Boca Raton Pediatricians Say Vaccinated Woman Gave Birth To Baby With COVID-19 Antibodies
Two pediatricians in Boca Raton have published a study after a vaccinated woman, with no history of COVID-19, gave birth to a baby with COVID-19 antibodies.
Dr. Chad Rudnick is the Founder of Boca VIPediatrics. He says a healthcare worker was nine months pregnant when she took one Moderna vaccine shot. Three weeks later, she gave birth to a healthy girl with COVID-19 antibodies.
"Which was what we were expecting," said Rudnick, "because that's what we see with certain other vaccines that we give to mothers while they're pregnant, like the flu shot or the whooping cough vaccine."
WLRN is here for you, even when life is unpredictable. Local journalists are working hard to keep you informed on the latest developments across South Florida. Please support this vital work. Become a WLRN member today. Thank you.
Rudnick says they've never seen this before and the finding gives them more COVID-19 vaccine information to share with individual patients, the world's medical community, and to "make sure that our babies, who will be our patients once they are born, are protected even before they become our patients."
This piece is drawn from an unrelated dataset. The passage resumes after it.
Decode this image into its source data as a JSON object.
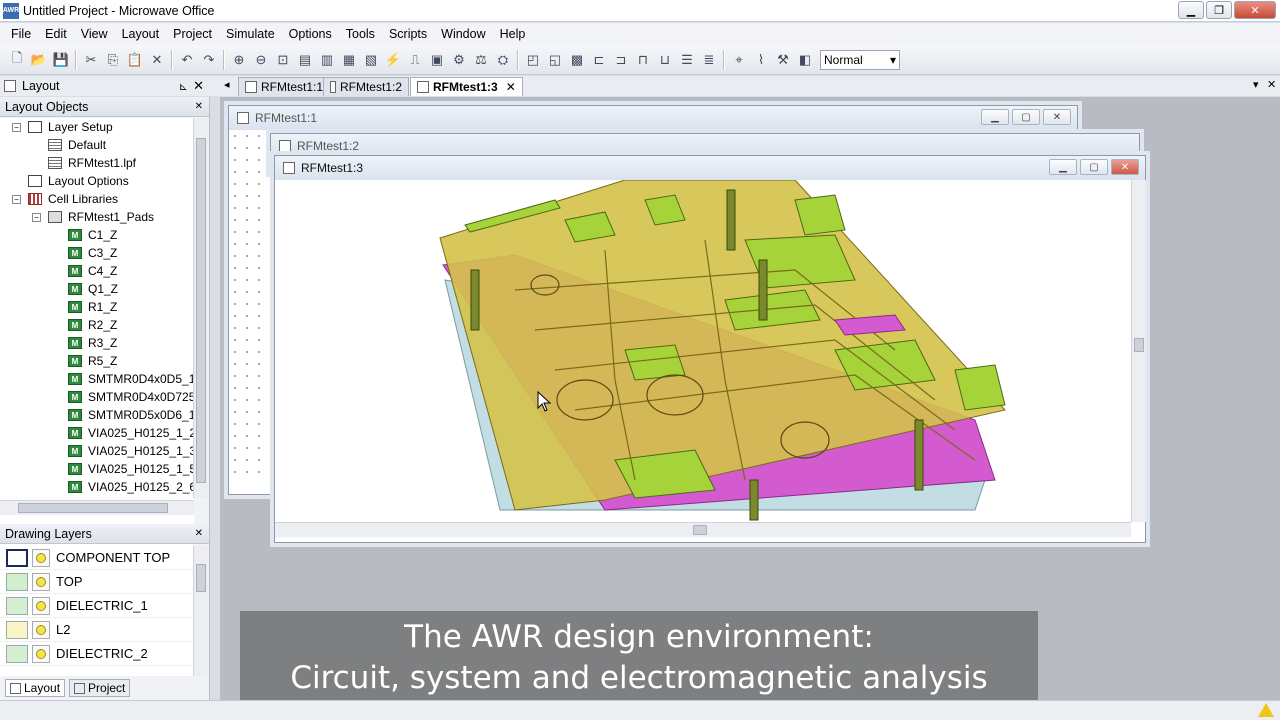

Dr. Paul Gilbert says this case highlights the importance of including newborns and pregnant mothers in the vaccine rollout discussion as they are "often excluded from trials and studies."
How long will the protections last? Gilbert says, so far, they "don't know the exact answer to that." And it's still not scientifically clear that having antibodies makes you immune from COVID-19.
"We do know some good science behind maternal antibodies passing to the baby and how long this usually lasts, which is why we do the whooping cough vaccine for pregnant mother. That passes antibody protection, usually for three to six months, to the babies upwards of nine months," Gilbert said. "Sometimes you can see if there's a good amount of antibodies, usually by one year, although all of mom's antibodies that pass to the baby are gone and the baby has to then make their own immune system."
He said "babies are most at risk during their first three months of life" and that's why the pediatricians expect antibodies continue proving protections.
Rudnick says this finding is perhaps a first.
"So at the time of our of our preprint, to our knowledge, it was the first case described in the world of a baby being born with COVID-19 antibodies following their mother getting vaccinated and not having covered previously," he said.
The pediatricians, who were both vaccinated with the Pfizer vaccine, expect the scientific community to study thousands of babies and maternal COVID-19 vaccinations to see how long the antibodies will last.
According to the CDC, despite limited data, "experts believe they are unlikely to pose a specific risk for people who are pregnant."
There are huge ramifications, societally, but many pregnant women still have concerns about the vaccine.
Gilbert says women should decide for themselves.
"There are a number of concerns. The starting point is that pregnant women are often excluded from the initial studies for medications, vaccines, when those are new," he said. "And so safety efficacy studies haven't been done yet. They're ongoing. They're just getting started right now with the major pharmacy companies. And so there's a lot of 'what ifs' and questions."
He says, throughout history, "there are other vaccines and other medications that can be dangerous to pregnant women and potentially their fetus. And so we do have to be mindful of that."
"And that's where we stand on the science. And we look at the science behind how the vaccine works and what are the potential risks. And based on that, we can say, theoretically, we figured it was going to be safe," said Gilbert. "That's why, in America, the recommendation was that pregnant women should be offered it and have the option to get it if they want to."